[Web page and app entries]
-- Opening Marker --

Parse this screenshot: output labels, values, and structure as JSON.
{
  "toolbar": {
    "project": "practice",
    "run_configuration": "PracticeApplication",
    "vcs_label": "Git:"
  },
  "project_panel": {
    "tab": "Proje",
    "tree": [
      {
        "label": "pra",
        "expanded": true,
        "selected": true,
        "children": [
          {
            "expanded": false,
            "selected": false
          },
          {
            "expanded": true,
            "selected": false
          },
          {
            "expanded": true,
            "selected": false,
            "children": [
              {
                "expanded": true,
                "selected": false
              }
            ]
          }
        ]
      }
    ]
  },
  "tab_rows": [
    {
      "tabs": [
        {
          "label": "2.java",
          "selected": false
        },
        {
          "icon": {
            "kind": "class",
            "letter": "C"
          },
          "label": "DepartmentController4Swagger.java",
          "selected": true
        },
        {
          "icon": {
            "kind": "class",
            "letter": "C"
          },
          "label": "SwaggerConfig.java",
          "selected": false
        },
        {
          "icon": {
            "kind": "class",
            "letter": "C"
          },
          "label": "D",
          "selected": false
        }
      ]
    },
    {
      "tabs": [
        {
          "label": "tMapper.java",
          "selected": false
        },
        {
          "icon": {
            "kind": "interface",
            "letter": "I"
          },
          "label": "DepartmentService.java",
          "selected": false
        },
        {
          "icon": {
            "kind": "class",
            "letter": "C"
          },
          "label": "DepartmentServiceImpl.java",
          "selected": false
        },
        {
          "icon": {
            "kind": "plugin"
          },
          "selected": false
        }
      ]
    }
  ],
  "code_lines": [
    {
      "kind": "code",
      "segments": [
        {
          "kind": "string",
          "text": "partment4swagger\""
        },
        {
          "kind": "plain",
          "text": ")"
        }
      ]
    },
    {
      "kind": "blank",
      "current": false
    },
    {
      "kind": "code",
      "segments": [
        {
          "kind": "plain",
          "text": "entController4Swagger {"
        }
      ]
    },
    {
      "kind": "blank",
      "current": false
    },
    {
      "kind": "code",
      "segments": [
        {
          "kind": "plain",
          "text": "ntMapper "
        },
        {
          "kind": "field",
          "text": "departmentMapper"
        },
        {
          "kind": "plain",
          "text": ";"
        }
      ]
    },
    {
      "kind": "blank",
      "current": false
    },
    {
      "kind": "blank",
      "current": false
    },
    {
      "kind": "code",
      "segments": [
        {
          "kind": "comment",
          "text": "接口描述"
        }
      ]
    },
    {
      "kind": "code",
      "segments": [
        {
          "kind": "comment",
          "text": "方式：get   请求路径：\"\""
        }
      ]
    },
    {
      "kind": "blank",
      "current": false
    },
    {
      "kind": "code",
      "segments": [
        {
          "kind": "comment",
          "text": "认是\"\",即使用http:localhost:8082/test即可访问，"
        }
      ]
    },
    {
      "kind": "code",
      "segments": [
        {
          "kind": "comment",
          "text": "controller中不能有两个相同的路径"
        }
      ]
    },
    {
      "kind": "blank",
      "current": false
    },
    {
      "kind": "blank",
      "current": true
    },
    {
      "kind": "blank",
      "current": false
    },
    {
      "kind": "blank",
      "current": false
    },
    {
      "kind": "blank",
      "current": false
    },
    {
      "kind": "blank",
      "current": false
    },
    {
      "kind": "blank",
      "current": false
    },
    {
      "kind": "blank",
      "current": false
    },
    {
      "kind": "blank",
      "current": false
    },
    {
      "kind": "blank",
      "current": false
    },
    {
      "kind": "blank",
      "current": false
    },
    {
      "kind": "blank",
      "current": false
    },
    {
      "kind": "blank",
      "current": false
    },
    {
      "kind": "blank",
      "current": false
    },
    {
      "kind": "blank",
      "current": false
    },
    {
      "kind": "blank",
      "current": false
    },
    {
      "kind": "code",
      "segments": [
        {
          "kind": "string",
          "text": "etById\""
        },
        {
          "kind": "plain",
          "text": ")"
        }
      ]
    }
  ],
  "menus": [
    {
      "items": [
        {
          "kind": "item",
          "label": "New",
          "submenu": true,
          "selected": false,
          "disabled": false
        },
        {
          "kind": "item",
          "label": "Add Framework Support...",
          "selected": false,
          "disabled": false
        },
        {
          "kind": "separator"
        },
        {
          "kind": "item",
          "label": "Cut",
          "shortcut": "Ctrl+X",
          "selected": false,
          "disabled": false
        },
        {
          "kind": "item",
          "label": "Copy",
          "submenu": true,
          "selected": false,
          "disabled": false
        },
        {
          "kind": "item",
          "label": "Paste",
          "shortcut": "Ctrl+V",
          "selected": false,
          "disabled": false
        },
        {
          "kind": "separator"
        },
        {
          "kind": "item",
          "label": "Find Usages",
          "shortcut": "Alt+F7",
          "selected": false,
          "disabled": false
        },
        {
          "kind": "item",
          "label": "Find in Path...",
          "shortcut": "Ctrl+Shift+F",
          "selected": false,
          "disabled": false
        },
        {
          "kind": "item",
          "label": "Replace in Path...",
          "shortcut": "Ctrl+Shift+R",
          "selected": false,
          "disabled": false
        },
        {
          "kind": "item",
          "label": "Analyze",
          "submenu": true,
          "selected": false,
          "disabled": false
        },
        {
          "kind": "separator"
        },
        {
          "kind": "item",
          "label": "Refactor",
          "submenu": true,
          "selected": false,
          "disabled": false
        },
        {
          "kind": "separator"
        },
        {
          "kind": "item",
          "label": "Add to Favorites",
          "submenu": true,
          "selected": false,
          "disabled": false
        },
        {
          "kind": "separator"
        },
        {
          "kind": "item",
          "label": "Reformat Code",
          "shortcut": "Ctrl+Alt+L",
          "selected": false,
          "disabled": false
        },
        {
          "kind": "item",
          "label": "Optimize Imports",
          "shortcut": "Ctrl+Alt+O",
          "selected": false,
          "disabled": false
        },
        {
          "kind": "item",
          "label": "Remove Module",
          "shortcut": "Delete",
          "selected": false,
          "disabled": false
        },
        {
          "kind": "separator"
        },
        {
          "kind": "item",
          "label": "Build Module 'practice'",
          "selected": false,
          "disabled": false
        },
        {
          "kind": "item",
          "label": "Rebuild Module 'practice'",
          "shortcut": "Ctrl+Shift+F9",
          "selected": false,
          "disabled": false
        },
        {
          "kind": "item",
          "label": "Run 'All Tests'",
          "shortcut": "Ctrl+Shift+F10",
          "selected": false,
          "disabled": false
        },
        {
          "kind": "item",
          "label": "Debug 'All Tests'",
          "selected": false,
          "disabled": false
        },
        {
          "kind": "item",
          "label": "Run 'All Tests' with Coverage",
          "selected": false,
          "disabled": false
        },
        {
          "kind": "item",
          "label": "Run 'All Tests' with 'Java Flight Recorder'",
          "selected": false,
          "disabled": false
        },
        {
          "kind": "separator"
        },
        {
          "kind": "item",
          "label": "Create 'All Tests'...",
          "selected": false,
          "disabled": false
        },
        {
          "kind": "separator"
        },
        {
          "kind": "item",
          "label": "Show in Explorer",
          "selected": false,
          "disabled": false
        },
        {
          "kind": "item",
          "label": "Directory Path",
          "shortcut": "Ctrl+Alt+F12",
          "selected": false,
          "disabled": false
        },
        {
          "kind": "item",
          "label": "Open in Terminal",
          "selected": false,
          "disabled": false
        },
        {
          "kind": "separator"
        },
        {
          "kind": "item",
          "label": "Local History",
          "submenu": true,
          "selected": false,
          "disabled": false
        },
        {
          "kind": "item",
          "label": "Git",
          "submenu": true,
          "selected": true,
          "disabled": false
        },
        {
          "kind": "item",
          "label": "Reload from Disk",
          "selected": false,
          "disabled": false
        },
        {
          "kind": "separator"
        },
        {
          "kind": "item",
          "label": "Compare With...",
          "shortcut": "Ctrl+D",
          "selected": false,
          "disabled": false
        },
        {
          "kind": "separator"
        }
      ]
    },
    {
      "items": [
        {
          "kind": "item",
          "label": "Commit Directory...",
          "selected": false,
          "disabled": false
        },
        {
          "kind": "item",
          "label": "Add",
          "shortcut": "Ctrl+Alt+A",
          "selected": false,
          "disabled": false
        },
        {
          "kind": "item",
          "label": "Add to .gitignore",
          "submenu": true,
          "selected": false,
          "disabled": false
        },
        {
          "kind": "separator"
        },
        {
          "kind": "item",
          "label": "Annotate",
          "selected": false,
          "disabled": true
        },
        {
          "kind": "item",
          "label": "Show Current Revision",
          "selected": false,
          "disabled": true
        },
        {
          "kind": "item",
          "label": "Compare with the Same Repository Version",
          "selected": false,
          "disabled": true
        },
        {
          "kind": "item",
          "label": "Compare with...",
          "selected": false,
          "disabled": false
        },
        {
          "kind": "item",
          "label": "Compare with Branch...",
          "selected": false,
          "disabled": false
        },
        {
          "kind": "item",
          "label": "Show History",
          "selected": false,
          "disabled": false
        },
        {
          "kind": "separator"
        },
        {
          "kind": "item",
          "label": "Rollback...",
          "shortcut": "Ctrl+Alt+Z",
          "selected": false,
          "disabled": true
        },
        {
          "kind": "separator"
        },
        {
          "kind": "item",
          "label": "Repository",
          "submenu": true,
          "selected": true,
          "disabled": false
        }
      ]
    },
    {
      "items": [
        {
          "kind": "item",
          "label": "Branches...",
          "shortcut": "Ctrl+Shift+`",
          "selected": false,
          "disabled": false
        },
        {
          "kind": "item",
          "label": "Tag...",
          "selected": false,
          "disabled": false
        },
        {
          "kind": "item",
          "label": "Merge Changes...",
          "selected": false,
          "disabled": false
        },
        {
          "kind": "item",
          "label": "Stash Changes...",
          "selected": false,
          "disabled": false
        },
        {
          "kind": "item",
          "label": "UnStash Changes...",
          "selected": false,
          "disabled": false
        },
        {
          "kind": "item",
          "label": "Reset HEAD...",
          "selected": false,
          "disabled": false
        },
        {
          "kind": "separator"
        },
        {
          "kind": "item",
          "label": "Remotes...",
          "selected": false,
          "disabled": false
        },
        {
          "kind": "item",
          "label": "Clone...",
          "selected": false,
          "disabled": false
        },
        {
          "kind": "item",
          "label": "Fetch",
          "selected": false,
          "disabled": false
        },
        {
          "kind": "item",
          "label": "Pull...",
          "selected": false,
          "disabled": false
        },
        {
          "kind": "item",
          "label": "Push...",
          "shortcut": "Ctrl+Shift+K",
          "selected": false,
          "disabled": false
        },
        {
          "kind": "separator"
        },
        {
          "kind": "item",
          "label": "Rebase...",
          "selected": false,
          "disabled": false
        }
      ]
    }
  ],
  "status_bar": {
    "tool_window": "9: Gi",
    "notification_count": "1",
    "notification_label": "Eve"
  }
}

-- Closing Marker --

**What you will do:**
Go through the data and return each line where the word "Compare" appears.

**Response to the task:**
          "label": "Compare With...",
          "label": "Compare with the Same Repository Version",
          "label": "Compare with...",
          "label": "Compare with Branch...",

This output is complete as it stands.